• Examine a favorite snack food. Record the number of calories.

Calculation of Energy Needs

• Figure sedentary energy needs per minute. Do this by dividing your daily sedentary calorie need (answer #2) by 24 (hours)

• Answer to 2 ÷ 24 = energy needs per hour

Then divide the number of calories needed for sedentary activity in one hour 60 (minutes). This will give you your energy needs per minute.

Energy needs per hour ÷ 60 = energy needs per minute.

Remember this is just a rough estimate!

Calculation of Energy Needs

• Figure how many minutes it would take to use the energy in the food if you were sedentary. Divide the number of calories contained in your snack by the number of calories you would burn in one minute if you were sedentary.

answer to #6 ÷ energy needs per minute (from #7) = minutes needed to to use calories

Calculation of Energy Needs

• Calculate minutes needed for light activity.

Divide your daily light activity calorie needs (answer to 3) by 24 (hours).

Answer to #3 ÷ 24 = energy needs per hour

Then divide the number of calories needed for light activity in one hour by 60 (minutes). This will give you your energy needs per minute.

Energy needs per hour ÷ 60 = energy needs per minutes

Calculation of Energy Needs

• Calculate minutes needed for heavy activity.

Divide your daily heavy activity calorie needs (answer to 4) by 24 (hours).

Answer to #3 ÷ 24 = energy needs per hour

Then divide the number of calories needed for light activity in one hour by 60 (minutes). This will give you your energy needs per minute.

Energy needs per hour ÷ 60 = energy needs per minutes

• What time of day do you feel hungry or usually want to eat?

• Whom do you eat with most often?

• Where do you usually sit when you snack?

• Do you stop eating when you are full or when the plate is clean?

• The snack I eat most often is?

• Are the foods you choose most often salty, sweet or sour?

• Usually when you eat, are you doing another activity?

• How often do you eat in front of the TV?

• What are your most frequent food choices?

• Do you choose to eat or not eat when you encounter strong emotions?

The Weight Cycle

DIET

DIET

Loss of weight and

lean muscle mass.

gain of weight and body fat content

gain of weight and body fat content.

Loss of weight and

lean muscle mass.

gain of weight and body fat content.

Loss . .

T

• The body becomes efficient at making and storing fat when forced to lose and gain weight repeatedly.

• Repeated dieting can permanently change the body’s ability to burn food energy.

• The body replaces muscle mass used to burn food energy with fat.

• Fat does not burn food energy.

• Losing weight becomes more difficult with each round of dieting.

• The weight cycling effect may increase the risk of such things as diabetes, hypertension, and even death.

• Maintaining a stable weight is less harmful to health than repeated dieting.

Weight Cycle

Tips to Healthy Weight Control

• Each morning when you wake up, tell yourself that you are a terrific person.

• Drink six to eight glasses of water a day.
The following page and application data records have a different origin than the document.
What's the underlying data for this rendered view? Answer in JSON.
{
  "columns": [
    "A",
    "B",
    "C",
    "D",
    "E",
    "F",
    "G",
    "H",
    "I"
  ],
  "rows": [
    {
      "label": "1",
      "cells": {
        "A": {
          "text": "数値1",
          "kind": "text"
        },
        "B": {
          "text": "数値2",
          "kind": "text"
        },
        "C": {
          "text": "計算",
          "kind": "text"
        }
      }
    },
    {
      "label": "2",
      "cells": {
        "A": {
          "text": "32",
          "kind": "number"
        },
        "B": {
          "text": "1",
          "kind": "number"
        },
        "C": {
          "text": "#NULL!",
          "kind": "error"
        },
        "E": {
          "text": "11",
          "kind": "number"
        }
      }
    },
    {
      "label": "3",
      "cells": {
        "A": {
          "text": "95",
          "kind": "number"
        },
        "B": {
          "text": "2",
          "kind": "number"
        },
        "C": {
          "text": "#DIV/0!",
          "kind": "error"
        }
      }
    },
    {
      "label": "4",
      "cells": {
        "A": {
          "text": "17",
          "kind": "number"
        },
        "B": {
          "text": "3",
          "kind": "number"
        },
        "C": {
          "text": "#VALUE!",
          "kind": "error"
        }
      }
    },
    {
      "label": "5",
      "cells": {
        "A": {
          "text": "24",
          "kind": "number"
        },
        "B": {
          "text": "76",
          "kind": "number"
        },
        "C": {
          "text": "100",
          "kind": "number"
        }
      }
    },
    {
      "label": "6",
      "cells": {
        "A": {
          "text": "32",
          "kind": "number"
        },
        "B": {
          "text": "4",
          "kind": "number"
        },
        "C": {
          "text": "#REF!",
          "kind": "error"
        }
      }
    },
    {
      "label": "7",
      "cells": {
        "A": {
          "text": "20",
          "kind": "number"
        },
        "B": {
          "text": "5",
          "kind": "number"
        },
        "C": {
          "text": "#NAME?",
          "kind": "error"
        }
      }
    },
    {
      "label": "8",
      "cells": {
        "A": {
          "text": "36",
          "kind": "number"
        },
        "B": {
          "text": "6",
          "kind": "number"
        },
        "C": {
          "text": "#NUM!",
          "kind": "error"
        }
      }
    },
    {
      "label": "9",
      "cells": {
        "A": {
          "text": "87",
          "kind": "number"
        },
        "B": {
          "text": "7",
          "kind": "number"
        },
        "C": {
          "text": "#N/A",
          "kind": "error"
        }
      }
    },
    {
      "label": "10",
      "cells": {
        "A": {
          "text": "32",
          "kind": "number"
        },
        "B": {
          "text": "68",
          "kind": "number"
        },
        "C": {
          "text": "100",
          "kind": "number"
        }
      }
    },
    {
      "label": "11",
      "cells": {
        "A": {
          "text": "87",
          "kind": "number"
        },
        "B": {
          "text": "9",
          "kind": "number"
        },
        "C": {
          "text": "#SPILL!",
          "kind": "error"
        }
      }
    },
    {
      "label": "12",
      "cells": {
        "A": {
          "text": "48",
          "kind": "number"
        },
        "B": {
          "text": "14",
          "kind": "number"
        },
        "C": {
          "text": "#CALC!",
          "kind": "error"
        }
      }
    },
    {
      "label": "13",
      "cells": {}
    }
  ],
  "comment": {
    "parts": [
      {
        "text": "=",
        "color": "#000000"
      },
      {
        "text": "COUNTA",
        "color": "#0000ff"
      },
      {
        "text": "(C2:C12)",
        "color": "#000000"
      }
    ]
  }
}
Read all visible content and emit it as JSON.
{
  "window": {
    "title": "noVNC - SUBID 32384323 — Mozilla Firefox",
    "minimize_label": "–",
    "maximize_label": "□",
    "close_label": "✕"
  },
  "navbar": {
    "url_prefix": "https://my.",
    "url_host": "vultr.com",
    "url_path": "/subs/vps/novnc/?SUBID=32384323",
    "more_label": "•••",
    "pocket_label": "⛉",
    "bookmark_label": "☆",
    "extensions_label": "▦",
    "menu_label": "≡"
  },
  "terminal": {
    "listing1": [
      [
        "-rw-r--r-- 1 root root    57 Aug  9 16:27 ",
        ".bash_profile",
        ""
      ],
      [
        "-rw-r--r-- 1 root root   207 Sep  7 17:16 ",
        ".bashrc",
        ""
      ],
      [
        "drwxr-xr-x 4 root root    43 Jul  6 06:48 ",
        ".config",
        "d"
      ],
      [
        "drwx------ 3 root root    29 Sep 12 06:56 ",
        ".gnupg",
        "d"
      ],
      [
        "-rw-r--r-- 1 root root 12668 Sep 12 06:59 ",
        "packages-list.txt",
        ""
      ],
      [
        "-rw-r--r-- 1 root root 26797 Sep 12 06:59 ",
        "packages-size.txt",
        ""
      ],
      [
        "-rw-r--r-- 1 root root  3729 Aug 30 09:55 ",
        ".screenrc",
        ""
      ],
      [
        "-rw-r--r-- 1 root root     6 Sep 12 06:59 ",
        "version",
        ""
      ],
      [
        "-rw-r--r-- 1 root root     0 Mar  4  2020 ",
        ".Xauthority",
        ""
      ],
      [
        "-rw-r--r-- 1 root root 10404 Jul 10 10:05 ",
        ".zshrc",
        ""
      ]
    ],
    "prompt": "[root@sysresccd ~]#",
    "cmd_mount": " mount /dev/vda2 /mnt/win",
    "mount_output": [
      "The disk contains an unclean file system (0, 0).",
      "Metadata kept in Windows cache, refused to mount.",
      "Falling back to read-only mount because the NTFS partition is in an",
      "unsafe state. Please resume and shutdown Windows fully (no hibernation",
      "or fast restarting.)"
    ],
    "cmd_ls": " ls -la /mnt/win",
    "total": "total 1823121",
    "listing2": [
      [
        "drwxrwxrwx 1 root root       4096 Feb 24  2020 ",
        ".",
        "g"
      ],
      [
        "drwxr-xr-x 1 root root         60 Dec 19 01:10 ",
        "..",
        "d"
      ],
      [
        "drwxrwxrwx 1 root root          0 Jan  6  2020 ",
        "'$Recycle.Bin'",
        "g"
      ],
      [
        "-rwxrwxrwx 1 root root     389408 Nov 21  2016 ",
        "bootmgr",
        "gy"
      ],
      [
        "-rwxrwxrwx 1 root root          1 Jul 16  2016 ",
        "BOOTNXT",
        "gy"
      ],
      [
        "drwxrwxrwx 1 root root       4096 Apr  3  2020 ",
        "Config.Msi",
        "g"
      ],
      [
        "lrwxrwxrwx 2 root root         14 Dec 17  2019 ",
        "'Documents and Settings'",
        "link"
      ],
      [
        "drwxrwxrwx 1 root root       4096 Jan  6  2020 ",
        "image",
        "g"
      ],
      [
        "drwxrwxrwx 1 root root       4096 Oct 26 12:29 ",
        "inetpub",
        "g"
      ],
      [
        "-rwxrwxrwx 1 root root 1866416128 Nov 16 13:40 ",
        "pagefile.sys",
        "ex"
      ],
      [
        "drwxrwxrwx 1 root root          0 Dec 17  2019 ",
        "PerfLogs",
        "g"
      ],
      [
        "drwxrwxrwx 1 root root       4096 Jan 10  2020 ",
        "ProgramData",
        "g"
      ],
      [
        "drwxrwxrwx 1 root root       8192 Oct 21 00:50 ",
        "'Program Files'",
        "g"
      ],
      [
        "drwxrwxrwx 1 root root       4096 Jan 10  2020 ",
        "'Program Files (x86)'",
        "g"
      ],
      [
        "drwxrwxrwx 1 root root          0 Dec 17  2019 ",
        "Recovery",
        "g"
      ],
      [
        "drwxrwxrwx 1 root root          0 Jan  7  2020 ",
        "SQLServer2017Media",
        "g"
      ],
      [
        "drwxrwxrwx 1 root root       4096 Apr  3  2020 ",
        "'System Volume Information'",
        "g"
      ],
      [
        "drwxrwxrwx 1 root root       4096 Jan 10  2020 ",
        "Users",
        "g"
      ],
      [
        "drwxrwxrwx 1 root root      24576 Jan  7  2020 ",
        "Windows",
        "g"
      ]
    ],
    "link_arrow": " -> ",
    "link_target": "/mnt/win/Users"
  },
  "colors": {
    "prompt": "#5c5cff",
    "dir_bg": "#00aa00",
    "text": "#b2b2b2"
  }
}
For best results, this should be water, not coffee, tea, or soft drinks.

• Eat a wide variety of foods. Do not label foods as bad or good.

• Concentrate on eating a nutritionally balanced diet, not on weight.

• Eat at the table with family and friends.

• Do not eat while doing other activities such as playing cards or watching television.

Tips to Healthy Wight Control

• Learn to prepare foods by broiling, boiling, or baking. Limit fried foods.

• Limit lunch meats and hotdogs because they are usually high in fat.

• Increase your fiber intake by eating more fresh fruits and vegetables.

• Try having one non-meat day a week; cheese pizza and other low-fat dairy products could be substituted.

Tips to Healthy Control

• Do not link your weight loss to a special event, such as the prom or vacation.

• Plan your menus for the week, make a grocery list, and buy your groceries from this list.

• Weigh yourself only once a week.

• Do not skip meals.

• Allow a reasonable amount of time to achieve your desired weight loss.